(Records begins)

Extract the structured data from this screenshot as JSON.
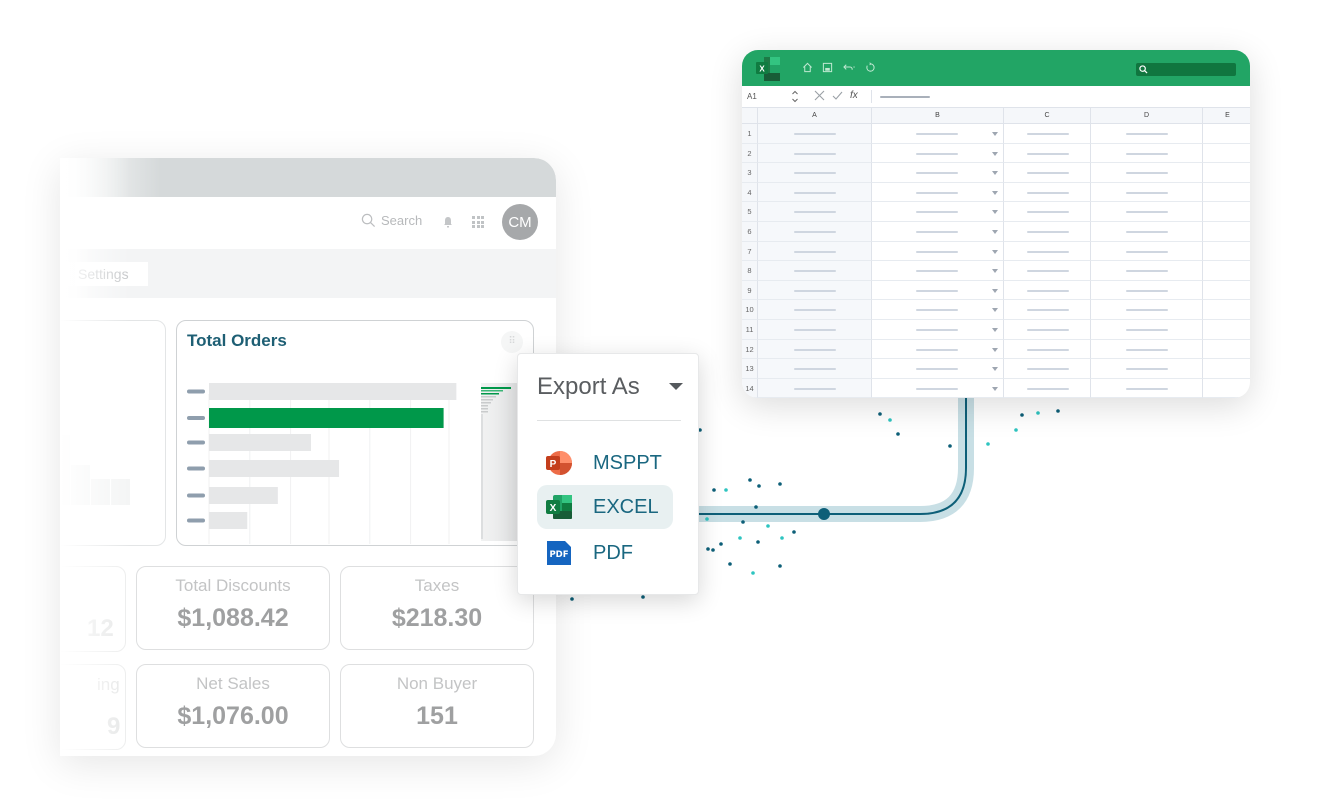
{
  "dashboard": {
    "header": {
      "search_label": "Search",
      "avatar_initials": "CM"
    },
    "tabs": [
      {
        "label": "Settings"
      }
    ],
    "orders_card": {
      "title": "Total Orders",
      "bars": [
        {
          "value": 0.97,
          "highlighted": false
        },
        {
          "value": 0.92,
          "highlighted": true
        },
        {
          "value": 0.4,
          "highlighted": false
        },
        {
          "value": 0.51,
          "highlighted": false
        },
        {
          "value": 0.27,
          "highlighted": false
        },
        {
          "value": 0.15,
          "highlighted": false
        }
      ],
      "highlight_color": "#00984a"
    },
    "kpis": [
      {
        "label": "Total Discounts",
        "value": "$1,088.42"
      },
      {
        "label": "Taxes",
        "value": "$218.30"
      },
      {
        "label": "Net Sales",
        "value": "$1,076.00"
      },
      {
        "label": "Non Buyer",
        "value": "151"
      }
    ],
    "partial_kpis": [
      {
        "label": "",
        "value": "12"
      },
      {
        "label": "ing",
        "value": "9"
      }
    ]
  },
  "export_menu": {
    "title": "Export As",
    "items": [
      {
        "label": "MSPPT",
        "icon": "powerpoint-icon",
        "selected": false
      },
      {
        "label": "EXCEL",
        "icon": "excel-icon",
        "selected": true
      },
      {
        "label": "PDF",
        "icon": "pdf-icon",
        "selected": false
      }
    ]
  },
  "spreadsheet": {
    "name_box": "A1",
    "formula_fx": "fx",
    "columns": [
      "A",
      "B",
      "C",
      "D",
      "E"
    ],
    "rows": [
      "1",
      "2",
      "3",
      "4",
      "5",
      "6",
      "7",
      "8",
      "9",
      "10",
      "11",
      "12",
      "13",
      "14"
    ],
    "accent": "#22a565"
  }
}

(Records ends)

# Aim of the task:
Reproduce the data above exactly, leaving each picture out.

# Reply:
Extract the structured data from this screenshot as JSON.
{
  "dashboard": {
    "header": {
      "search_label": "Search",
      "avatar_initials": "CM"
    },
    "tabs": [
      {
        "label": "Settings"
      }
    ],
    "orders_card": {
      "title": "Total Orders",
      "bars": [
        {
          "value": 0.97,
          "highlighted": false
        },
        {
          "value": 0.92,
          "highlighted": true
        },
        {
          "value": 0.4,
          "highlighted": false
        },
        {
          "value": 0.51,
          "highlighted": false
        },
        {
          "value": 0.27,
          "highlighted": false
        },
        {
          "value": 0.15,
          "highlighted": false
        }
      ],
      "highlight_color": "#00984a"
    },
    "kpis": [
      {
        "label": "Total Discounts",
        "value": "$1,088.42"
      },
      {
        "label": "Taxes",
        "value": "$218.30"
      },
      {
        "label": "Net Sales",
        "value": "$1,076.00"
      },
      {
        "label": "Non Buyer",
        "value": "151"
      }
    ],
    "partial_kpis": [
      {
        "label": "",
        "value": "12"
      },
      {
        "label": "ing",
        "value": "9"
      }
    ]
  },
  "export_menu": {
    "title": "Export As",
    "items": [
      {
        "label": "MSPPT",
        "icon": "powerpoint-icon",
        "selected": false
      },
      {
        "label": "EXCEL",
        "icon": "excel-icon",
        "selected": true
      },
      {
        "label": "PDF",
        "icon": "pdf-icon",
        "selected": false
      }
    ]
  },
  "spreadsheet": {
    "name_box": "A1",
    "formula_fx": "fx",
    "columns": [
      "A",
      "B",
      "C",
      "D",
      "E"
    ],
    "rows": [
      "1",
      "2",
      "3",
      "4",
      "5",
      "6",
      "7",
      "8",
      "9",
      "10",
      "11",
      "12",
      "13",
      "14"
    ],
    "accent": "#22a565"
  }
}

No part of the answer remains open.